The negative command is painful enough, but…my bumper sticker cerebral lobe logic tells me high prices should be a good thing as it means people will drive less, produce less greenhouse gases, reduce global warming and bring about world peace and the long promised utopia. Why the protest? Bring it on! All things connected to fuel prices be damned.

There are 73,000,000+ American members currently on the Internet
network, and the average car takes about 30 to 50 dollars to fill up.

“Member”, eh? Gee, didn’t know I was part of a club. The various research data I was able to google indicated that roughly 40% of these members are children or young adults below the legal driving age. That leaves us with 43 million “members” in a position to fill ‘er up. But, how is it the average cost to fill up a tank of gas is between 30 to 50 dollars? An average would be one number because, well, it’s an average and not a range. So, using the members of the Internet of driving age figure and the average of $30 and $50 ($40) we get a total potential hit to the oil companies of $1,720,000,000. What’s more, the assumption is that this is pure profit for the oil company. There are taxes and costs incurred between the pump in the field and the pump at the gas station – R&D, labor, refining, transportation, etc. All those intervening steps are jobs for regular people with families, needs and dreams. And we all benefit from the taxes.

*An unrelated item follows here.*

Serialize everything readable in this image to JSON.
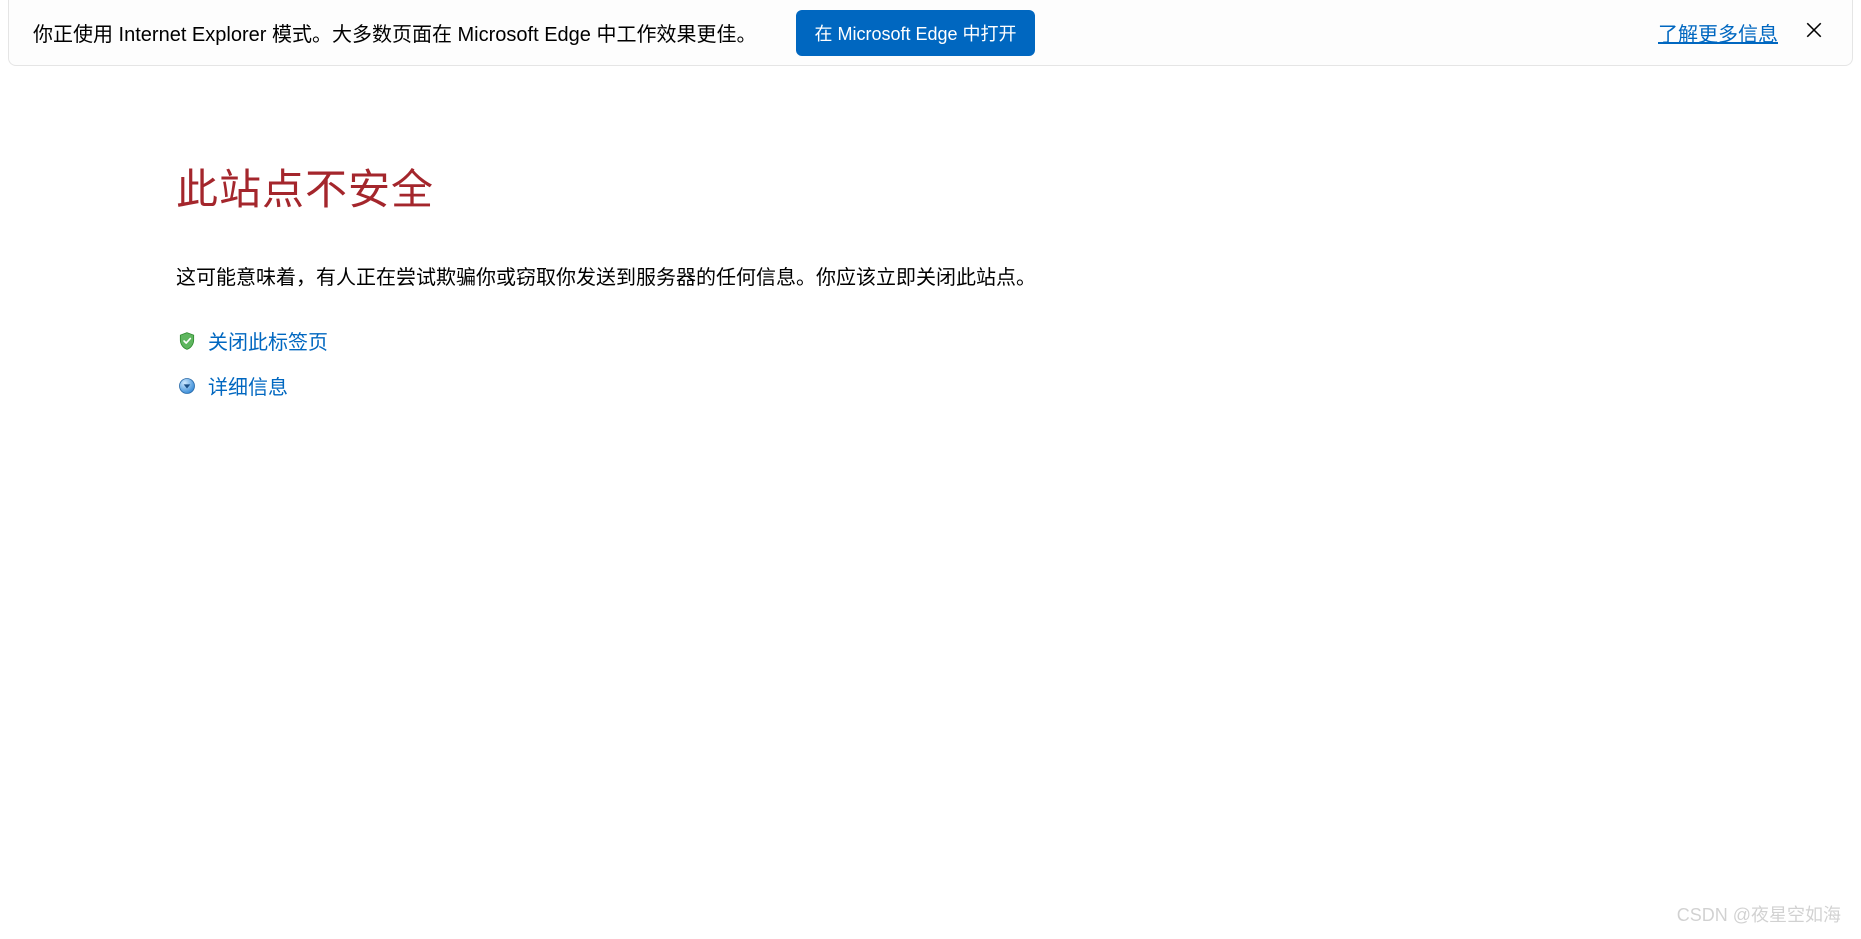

If all users did not go to the pump on the 15Th, it would take
$2,292,000,000.00 (that’s almost 3 BILLION) out of the oil companies
pockets for just one day, so please do not go to the gas station on May
15Th and lets try to put a dent in the Middle Eastern oil industry for
at least one day.

$2.3 billion is almost $3 billion like Danny DeVito is almost 6 feet tall. Anyway, the potential dent is $1.7 billion assuming 100% pure profit and 100% participation by all those driving Internet members. It’s a lucky election day if 50% from such a large pool of potential “customers” can be troubled to vote. The likelihood of 43 million people remembering to not do something is, in my opinion, negligible. And it is highly unlikely they will forego filling up their gas tanks ever again. They will simply fill up on May 16th. Presto! Zappo! the $1.7 billion is right back in the dreaded oil company’s pocket. Somehow, I don’t think the oil companies will mind, much less notice, they waited a day for the $1.7 billion.

If you really care to put a dent in the ol’ evil doing oil company’s revenues, you’ll need more of an effort. And that effort is likely to inconvenience you or otherwise crimp your lifestyle. For example, don’t drive on May 15th but still go to work and run a few errands. It will mean walking, using public transportation, car pooling or riding one of these (highly recommended!) But hey, don’t stop there. Start swapping out those regular incandescent light bulbs for compact fluorescent light (CFL) bulbs. And while you’re at it, join the team and track the dent you’re making in the lower left panel of this blog.

I fill up my truck about once every two weeks. So I might accidentally participate in this protest if I happen to not gas up the truck on May 15th. But if I don’t participate, know that I protested for the 7 days before and will likely protest for the 7 days after May 15th. The rest of you slackers will have protested on one day whereas I will have protested on 14 days! Ha! Me feel green.

[Edit History]

2007.05.02

Added some thoughts on how to make a difference that really is a difference.

2007.05.17

Here are some numbers via George Will:

While oil companies make about 13 cents on a gallon of gasoline, the federal government makes 18.4 cents (the federal tax) and California’s various governments make 40.2 cents (the nation’s third-highest gasoline tax). [Speaker Nancy] Pelosi’s San Francisco collects a local sales tax of 8.5 percent — higher than the state’s average for local sales taxes.

There you have it. The biggest gouger at the pump? Government.